▸ **Data**

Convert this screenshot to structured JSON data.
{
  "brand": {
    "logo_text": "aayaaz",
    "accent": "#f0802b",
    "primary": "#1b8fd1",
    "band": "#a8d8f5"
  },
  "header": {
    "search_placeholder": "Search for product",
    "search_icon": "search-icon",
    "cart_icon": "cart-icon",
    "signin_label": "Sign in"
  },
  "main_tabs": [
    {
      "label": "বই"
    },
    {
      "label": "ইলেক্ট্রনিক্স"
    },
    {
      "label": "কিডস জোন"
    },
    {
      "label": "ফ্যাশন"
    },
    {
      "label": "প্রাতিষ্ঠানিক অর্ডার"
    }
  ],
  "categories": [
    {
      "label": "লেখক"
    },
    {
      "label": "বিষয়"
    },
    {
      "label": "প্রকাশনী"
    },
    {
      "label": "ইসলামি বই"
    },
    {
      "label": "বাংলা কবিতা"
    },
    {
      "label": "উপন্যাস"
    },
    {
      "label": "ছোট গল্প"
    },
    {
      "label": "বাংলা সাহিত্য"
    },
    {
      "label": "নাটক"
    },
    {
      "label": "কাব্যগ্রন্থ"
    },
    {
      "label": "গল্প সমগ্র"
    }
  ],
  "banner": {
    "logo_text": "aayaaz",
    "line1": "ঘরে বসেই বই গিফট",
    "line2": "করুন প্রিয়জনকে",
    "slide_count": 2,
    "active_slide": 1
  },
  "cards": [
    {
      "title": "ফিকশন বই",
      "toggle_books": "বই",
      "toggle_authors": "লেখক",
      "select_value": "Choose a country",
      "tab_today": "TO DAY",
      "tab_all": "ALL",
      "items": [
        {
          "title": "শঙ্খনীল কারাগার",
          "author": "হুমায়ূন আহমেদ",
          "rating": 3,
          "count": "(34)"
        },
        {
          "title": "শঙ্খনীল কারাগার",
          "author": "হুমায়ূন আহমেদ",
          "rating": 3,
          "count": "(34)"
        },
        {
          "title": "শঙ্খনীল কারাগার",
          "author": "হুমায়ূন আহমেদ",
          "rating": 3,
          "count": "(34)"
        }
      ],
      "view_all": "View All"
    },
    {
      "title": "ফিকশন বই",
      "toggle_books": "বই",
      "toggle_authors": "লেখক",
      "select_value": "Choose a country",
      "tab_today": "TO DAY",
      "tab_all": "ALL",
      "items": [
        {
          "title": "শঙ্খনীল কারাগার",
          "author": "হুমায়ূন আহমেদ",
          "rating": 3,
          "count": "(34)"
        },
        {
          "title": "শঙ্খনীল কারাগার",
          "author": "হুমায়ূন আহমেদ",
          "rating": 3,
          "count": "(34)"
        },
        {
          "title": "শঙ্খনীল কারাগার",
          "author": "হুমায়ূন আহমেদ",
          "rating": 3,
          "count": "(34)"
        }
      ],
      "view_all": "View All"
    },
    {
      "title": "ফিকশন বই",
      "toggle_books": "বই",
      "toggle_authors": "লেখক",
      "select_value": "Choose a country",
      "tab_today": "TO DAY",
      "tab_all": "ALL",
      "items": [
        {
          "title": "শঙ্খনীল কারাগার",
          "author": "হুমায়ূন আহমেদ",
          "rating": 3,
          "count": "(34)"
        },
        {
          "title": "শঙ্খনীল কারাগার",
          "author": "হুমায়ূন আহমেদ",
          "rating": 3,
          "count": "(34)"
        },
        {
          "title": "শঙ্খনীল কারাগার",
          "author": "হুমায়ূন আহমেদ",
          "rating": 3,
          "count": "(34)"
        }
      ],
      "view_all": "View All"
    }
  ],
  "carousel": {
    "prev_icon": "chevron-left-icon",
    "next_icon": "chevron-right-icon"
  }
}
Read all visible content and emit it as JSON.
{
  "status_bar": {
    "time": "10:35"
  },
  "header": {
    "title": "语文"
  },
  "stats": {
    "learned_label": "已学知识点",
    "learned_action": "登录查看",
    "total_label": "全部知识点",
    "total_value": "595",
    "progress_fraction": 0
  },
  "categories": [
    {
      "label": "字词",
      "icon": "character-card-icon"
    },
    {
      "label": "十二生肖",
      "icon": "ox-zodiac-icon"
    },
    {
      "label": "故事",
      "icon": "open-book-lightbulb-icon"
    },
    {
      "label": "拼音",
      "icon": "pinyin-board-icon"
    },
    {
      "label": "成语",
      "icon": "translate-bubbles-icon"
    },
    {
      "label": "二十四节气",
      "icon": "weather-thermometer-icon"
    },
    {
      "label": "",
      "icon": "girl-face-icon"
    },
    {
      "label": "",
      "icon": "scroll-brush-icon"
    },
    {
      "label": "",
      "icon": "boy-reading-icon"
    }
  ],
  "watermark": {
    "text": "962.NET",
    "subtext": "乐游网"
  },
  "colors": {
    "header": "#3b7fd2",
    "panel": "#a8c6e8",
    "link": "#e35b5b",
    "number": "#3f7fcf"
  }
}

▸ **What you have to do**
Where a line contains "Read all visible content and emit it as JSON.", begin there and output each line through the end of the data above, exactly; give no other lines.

▸ **Solved problem**
Read all visible content and emit it as JSON.
{
  "status_bar": {
    "time": "10:35"
  },
  "header": {
    "title": "语文"
  },
  "stats": {
    "learned_label": "已学知识点",
    "learned_action": "登录查看",
    "total_label": "全部知识点",
    "total_value": "595",
    "progress_fraction": 0
  },
  "categories": [
    {
      "label": "字词",
      "icon": "character-card-icon"
    },
    {
      "label": "十二生肖",
      "icon": "ox-zodiac-icon"
    },
    {
      "label": "故事",
      "icon": "open-book-lightbulb-icon"
    },
    {
      "label": "拼音",
      "icon": "pinyin-board-icon"
    },
    {
      "label": "成语",
      "icon": "translate-bubbles-icon"
    },
    {
      "label": "二十四节气",
      "icon": "weather-thermometer-icon"
    },
    {
      "label": "",
      "icon": "girl-face-icon"
    },
    {
      "label": "",
      "icon": "scroll-brush-icon"
    },
    {
      "label": "",
      "icon": "boy-reading-icon"
    }
  ],
  "watermark": {
    "text": "962.NET",
    "subtext": "乐游网"
  },
  "colors": {
    "header": "#3b7fd2",
    "panel": "#a8c6e8",
    "link": "#e35b5b",
    "number": "#3f7fcf"
  }
}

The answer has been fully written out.